Ira emphasized that the chamber was concerned about the blanket measure that could have stifled certain development in that area. He recalled that homeowners along Valota Road protested the measure at council meetings because Measure W could directly impact their homes.
However, Executive Director David Lewis of Save the Bay, an environmental group that had initiated the ballot measure, said it would have only required a vote if homeowners had wanted to drastically change their home to a development not in accordance with zoning.
Resident Nedra Moore of the Friends of Redwood City, a local environmental group, said that the measure was not targeting Cargill, but trying to preserve open spaces and parks.
Councilmember Jeff Gee, who was the 40-member board’s president at the time, said that this was the first campaign that the chamber had ever actively supported. Typically, the chamber writes letters when it supports or opposed a cause, according to Gee.
“But this time, it merited more than just a letter. And for the first time ever, we became active,” Gee said.
He said the measure would have amended the city’s charter to require a super majority to approve land use decisions.
“Everyone knew the chamber was against it,” Ira said, recalling the many “No on Measure W” mailers that totaled $18,643. “It’s not like we were trying to hide it.”
The chamber has expressed support for the Cargill development project, but is free to support any causes it wishes as long as it files an independent expenditure report if this amount totals more than $1,000.
It failed to do so in a timely manner, but the California Fair Political Practices Commission (FPPC) ruled that “No evidence was found to indicate the lack of disclosure was anything more than negligent,” according to the report. The chamber was fined $3,000, with $5,000 being the maximum fine.

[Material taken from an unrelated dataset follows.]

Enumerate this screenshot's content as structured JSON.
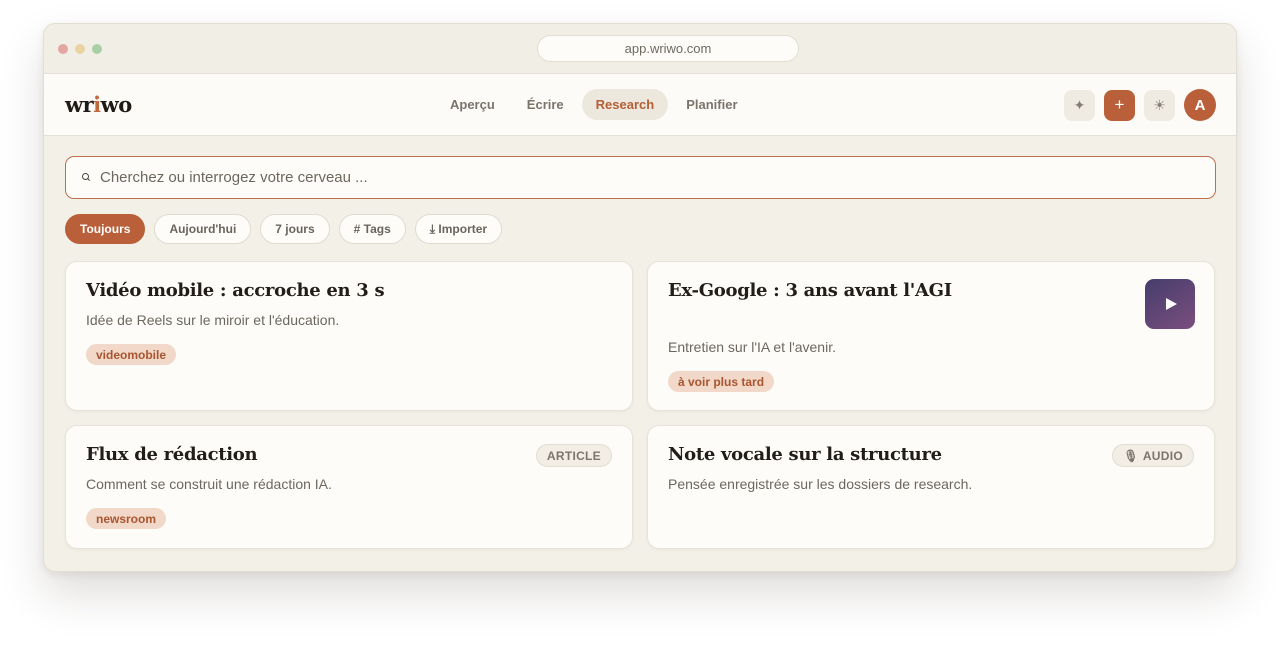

In 2010, the commission issued Councilmember Foust a written warning that she could not vote on Saltworks issues while holding her position as Executive Director at the San mateo County Economic Development Association (SAMCEDA.) She currently abstains from all council matters on the subject.
“For those who are paranoid that [the council] has already made a decision, we’re going to let the process play out,” Ira reassured.
Councilmember Gee self-labeled the council “information junkies” and promised that it would seek all the information from the environmental impact report before making a final decision.